» **EXERCISE PROMPT**:
Copy each line below holding "count".

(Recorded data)
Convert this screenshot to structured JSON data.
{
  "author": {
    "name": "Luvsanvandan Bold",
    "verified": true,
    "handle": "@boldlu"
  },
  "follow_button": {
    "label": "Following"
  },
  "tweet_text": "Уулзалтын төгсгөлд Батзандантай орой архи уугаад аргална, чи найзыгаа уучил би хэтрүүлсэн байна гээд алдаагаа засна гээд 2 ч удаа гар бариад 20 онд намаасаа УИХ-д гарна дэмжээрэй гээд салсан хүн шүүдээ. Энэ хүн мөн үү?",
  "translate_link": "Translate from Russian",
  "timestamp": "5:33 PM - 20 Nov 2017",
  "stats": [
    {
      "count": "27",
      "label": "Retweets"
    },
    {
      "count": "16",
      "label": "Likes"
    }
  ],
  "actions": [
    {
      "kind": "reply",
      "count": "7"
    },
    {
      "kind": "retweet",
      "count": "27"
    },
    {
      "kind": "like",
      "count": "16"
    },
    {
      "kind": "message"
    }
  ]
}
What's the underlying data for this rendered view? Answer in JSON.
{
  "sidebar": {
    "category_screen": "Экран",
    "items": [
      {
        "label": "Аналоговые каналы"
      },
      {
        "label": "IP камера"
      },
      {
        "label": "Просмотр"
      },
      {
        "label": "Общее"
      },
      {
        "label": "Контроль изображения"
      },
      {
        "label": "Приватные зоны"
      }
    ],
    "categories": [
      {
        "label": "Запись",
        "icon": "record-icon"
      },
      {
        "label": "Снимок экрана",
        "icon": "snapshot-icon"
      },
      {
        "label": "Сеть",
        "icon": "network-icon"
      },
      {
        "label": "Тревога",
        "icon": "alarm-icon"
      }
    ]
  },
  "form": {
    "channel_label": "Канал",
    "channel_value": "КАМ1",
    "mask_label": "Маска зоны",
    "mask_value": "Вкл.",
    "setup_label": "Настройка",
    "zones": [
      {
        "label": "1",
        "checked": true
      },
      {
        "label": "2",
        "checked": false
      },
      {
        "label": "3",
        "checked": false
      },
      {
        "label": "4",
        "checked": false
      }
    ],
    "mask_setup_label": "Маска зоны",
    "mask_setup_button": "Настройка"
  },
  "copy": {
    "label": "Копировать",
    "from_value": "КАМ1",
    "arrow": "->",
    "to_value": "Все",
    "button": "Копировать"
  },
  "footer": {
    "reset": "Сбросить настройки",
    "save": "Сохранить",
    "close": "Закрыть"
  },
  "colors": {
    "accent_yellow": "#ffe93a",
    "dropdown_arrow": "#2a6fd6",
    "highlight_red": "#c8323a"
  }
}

» **OUTPUT FOR THIS TASK**:
      "count": "27",
      "count": "16",
      "count": "7"
      "count": "27"
      "count": "16"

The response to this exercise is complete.